**DATASET RECORDS**.

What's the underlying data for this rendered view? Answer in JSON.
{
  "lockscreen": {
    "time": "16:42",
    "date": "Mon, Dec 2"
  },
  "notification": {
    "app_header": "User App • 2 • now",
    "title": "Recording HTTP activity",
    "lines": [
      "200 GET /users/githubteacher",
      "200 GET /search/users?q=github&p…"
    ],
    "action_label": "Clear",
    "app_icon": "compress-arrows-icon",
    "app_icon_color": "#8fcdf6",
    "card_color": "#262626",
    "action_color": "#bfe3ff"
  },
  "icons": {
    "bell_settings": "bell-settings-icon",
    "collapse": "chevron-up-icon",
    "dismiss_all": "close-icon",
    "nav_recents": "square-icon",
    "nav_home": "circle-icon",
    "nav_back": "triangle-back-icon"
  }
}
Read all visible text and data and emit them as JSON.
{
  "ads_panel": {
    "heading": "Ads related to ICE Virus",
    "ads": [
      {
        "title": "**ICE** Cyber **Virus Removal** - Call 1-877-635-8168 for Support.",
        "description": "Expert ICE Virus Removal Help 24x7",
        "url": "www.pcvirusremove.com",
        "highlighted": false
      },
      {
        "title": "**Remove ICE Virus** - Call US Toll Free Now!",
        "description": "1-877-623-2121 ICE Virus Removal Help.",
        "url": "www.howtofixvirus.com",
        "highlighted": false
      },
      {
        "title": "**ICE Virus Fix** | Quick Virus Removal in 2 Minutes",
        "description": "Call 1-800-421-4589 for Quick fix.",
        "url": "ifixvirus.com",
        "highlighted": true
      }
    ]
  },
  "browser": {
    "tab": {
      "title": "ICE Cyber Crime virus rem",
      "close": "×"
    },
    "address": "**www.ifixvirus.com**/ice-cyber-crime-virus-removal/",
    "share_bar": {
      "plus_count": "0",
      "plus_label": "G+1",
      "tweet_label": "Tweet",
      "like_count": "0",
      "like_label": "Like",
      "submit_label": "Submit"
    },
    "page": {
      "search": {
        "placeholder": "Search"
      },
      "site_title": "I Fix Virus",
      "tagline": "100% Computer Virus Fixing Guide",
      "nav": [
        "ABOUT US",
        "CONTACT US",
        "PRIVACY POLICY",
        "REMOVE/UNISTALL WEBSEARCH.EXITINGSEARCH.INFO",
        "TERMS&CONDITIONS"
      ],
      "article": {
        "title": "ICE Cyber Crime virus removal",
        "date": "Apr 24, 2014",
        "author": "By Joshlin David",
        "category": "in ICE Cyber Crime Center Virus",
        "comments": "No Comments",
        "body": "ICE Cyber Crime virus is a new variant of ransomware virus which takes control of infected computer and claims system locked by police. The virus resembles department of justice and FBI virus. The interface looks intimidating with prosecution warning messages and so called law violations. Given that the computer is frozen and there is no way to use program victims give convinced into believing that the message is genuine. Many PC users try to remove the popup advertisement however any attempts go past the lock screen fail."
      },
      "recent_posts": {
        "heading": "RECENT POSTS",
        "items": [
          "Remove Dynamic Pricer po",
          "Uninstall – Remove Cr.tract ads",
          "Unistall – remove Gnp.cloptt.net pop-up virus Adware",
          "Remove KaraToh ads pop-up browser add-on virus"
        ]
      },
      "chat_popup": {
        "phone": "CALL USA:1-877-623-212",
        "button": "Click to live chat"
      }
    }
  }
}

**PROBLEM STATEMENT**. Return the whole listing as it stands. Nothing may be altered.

**OUTPUT**.
What's the underlying data for this rendered view? Answer in JSON.
{
  "lockscreen": {
    "time": "16:42",
    "date": "Mon, Dec 2"
  },
  "notification": {
    "app_header": "User App • 2 • now",
    "title": "Recording HTTP activity",
    "lines": [
      "200 GET /users/githubteacher",
      "200 GET /search/users?q=github&p…"
    ],
    "action_label": "Clear",
    "app_icon": "compress-arrows-icon",
    "app_icon_color": "#8fcdf6",
    "card_color": "#262626",
    "action_color": "#bfe3ff"
  },
  "icons": {
    "bell_settings": "bell-settings-icon",
    "collapse": "chevron-up-icon",
    "dismiss_all": "close-icon",
    "nav_recents": "square-icon",
    "nav_home": "circle-icon",
    "nav_back": "triangle-back-icon"
  }
}
Read all visible text and data and emit them as JSON.
{
  "ads_panel": {
    "heading": "Ads related to ICE Virus",
    "ads": [
      {
        "title": "**ICE** Cyber **Virus Removal** - Call 1-877-635-8168 for Support.",
        "description": "Expert ICE Virus Removal Help 24x7",
        "url": "www.pcvirusremove.com",
        "highlighted": false
      },
      {
        "title": "**Remove ICE Virus** - Call US Toll Free Now!",
        "description": "1-877-623-2121 ICE Virus Removal Help.",
        "url": "www.howtofixvirus.com",
        "highlighted": false
      },
      {
        "title": "**ICE Virus Fix** | Quick Virus Removal in 2 Minutes",
        "description": "Call 1-800-421-4589 for Quick fix.",
        "url": "ifixvirus.com",
        "highlighted": true
      }
    ]
  },
  "browser": {
    "tab": {
      "title": "ICE Cyber Crime virus rem",
      "close": "×"
    },
    "address": "**www.ifixvirus.com**/ice-cyber-crime-virus-removal/",
    "share_bar": {
      "plus_count": "0",
      "plus_label": "G+1",
      "tweet_label": "Tweet",
      "like_count": "0",
      "like_label": "Like",
      "submit_label": "Submit"
    },
    "page": {
      "search": {
        "placeholder": "Search"
      },
      "site_title": "I Fix Virus",
      "tagline": "100% Computer Virus Fixing Guide",
      "nav": [
        "ABOUT US",
        "CONTACT US",
        "PRIVACY POLICY",
        "REMOVE/UNISTALL WEBSEARCH.EXITINGSEARCH.INFO",
        "TERMS&CONDITIONS"
      ],
      "article": {
        "title": "ICE Cyber Crime virus removal",
        "date": "Apr 24, 2014",
        "author": "By Joshlin David",
        "category": "in ICE Cyber Crime Center Virus",
        "comments": "No Comments",
        "body": "ICE Cyber Crime virus is a new variant of ransomware virus which takes control of infected computer and claims system locked by police. The virus resembles department of justice and FBI virus. The interface looks intimidating with prosecution warning messages and so called law violations. Given that the computer is frozen and there is no way to use program victims give convinced into believing that the message is genuine. Many PC users try to remove the popup advertisement however any attempts go past the lock screen fail."
      },
      "recent_posts": {
        "heading": "RECENT POSTS",
        "items": [
          "Remove Dynamic Pricer po",
          "Uninstall – Remove Cr.tract ads",
          "Unistall – remove Gnp.cloptt.net pop-up virus Adware",
          "Remove KaraToh ads pop-up browser add-on virus"
        ]
      },
      "chat_popup": {
        "phone": "CALL USA:1-877-623-212",
        "button": "Click to live chat"
      }
    }
  }
}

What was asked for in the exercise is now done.